Plane crashes aren’t all that common. In fact, your chances of dying in a plane crash are one in 11 million – and last year was the safest year on record in regards to number of annual plane accidents (5, as opposed to the max of 35 in 1970).
However, Malaysia Airlines put a bit of a scare back into the world of flying after it suffered two major accidents in less than six months:
In early March, Malaysia Airlines’ flight MH370 (a Boeing 777 aircraft) went missing from the skies with 239 people on board and despite extensive search efforts by multiple countries, no one has been able to find the plane. Then, in late July, Malaysia Airlines’ flight MH17 (another Boeing 777) was shot down over the Ukraine and crashed near the Russian-Ukraine border, killing all 298 people on board.
Malaysia Airlines often competed with low-cost Asian carriers and high-end carriers from the Persian Gulf, and for the last three years, it had been losing money (this past first quarter it lost $137 million), and to try to make ends meet, the carrier tried cutting many of its long-range flights and selling discount tickets. After the recent accidents, however, ticket sales plummeted and the airline needed help.

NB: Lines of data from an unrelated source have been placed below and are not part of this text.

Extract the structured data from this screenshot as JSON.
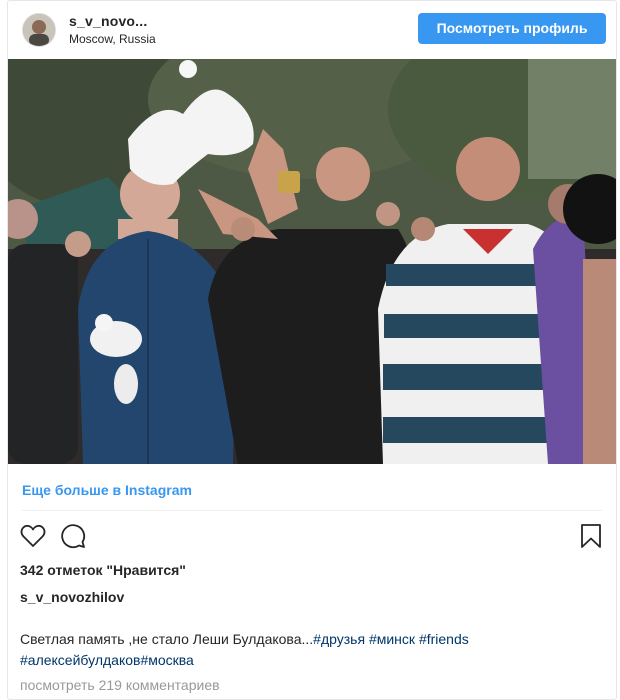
{
  "header": {
    "username": "s_v_novo...",
    "location": "Moscow, Russia",
    "view_profile_label": "Посмотреть профиль"
  },
  "more_link": "Еще больше в Instagram",
  "actions": {
    "like_icon": "heart-icon",
    "comment_icon": "comment-icon",
    "bookmark_icon": "bookmark-icon"
  },
  "likes_text": "342 отметок \"Нравится\"",
  "owner": "s_v_novozhilov",
  "caption": {
    "text": "Светлая память ,не стало Леши Булдакова...",
    "hashtags": [
      "#друзья",
      "#минск",
      "#friends",
      "#алексейбулдаков",
      "#москва"
    ]
  },
  "comments_text": "посмотреть 219 комментариев",
  "colors": {
    "accent": "#3897f0",
    "hashtag": "#003569",
    "text": "#262626",
    "muted": "#999999"
  }
}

Recently, the Malaysian government announced that it would take full control of Malaysia Airlines. The country’s sovereign wealth fund, Khazanah Nasional Berhad has proposed a $430 million plan to restructure the airline and make it private.
In an article by AIN Online, Khazanah said:

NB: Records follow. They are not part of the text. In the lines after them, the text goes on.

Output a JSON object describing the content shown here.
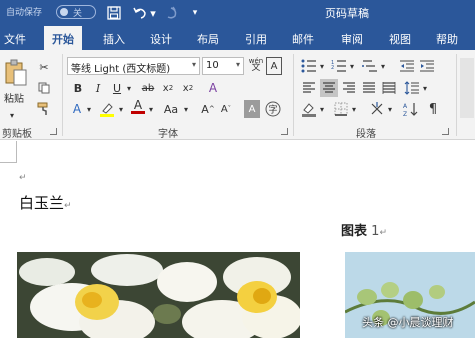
{
  "titlebar": {
    "autosave_label": "自动保存",
    "autosave_state": "关",
    "doc_title": "页码草稿"
  },
  "menu": [
    "文件",
    "开始",
    "插入",
    "设计",
    "布局",
    "引用",
    "邮件",
    "审阅",
    "视图",
    "帮助"
  ],
  "ribbon": {
    "clipboard": {
      "paste_label": "粘贴",
      "group_label": "剪贴板"
    },
    "font": {
      "font_name": "等线 Light (西文标题)",
      "font_size": "10",
      "wen_label": "wén",
      "group_label": "字体"
    },
    "paragraph": {
      "group_label": "段落"
    }
  },
  "document": {
    "heading": "白玉兰",
    "caption_label": "图表",
    "caption_number": "1",
    "watermark": "头条 @小晨谈理财"
  },
  "colors": {
    "brand": "#2b579a",
    "highlight": "#ffff00",
    "font_color": "#c00000"
  }
}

“We reiterate that the proposed restructuring will critically require all parties to work closely together to undertake what will be a complete overhaul of the national carrier on all relevant aspects. Nothing less will be required in order to revive our national airline to be profitable as a commercial entity and to serve its function as a critical national development entity.”

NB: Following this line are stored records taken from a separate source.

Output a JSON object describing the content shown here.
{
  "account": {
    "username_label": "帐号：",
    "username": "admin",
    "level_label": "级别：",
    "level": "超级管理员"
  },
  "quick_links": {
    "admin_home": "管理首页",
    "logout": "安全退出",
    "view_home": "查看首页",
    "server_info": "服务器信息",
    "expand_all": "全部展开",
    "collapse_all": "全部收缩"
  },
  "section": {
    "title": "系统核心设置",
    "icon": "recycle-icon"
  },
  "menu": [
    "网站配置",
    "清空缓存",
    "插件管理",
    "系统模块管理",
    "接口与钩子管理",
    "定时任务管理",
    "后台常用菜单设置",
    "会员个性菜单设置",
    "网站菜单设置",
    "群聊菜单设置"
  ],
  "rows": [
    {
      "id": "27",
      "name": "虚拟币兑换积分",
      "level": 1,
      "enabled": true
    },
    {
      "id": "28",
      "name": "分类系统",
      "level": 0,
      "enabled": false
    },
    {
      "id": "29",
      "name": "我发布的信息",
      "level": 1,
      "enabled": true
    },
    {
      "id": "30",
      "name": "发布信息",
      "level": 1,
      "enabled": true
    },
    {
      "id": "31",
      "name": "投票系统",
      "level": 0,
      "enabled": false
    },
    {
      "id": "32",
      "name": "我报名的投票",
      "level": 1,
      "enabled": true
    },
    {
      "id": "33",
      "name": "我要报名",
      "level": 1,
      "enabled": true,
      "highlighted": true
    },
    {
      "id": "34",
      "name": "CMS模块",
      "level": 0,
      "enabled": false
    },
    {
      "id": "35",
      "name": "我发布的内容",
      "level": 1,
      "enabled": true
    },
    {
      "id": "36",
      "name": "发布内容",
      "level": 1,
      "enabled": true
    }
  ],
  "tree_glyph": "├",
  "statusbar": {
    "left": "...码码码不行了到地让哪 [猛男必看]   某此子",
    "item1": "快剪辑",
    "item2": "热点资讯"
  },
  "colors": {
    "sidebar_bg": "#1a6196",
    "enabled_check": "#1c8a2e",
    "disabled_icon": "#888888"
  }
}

The restructuring will include a stock buyback and it will take anywhere from six months to a year to make the airline to be profitable again.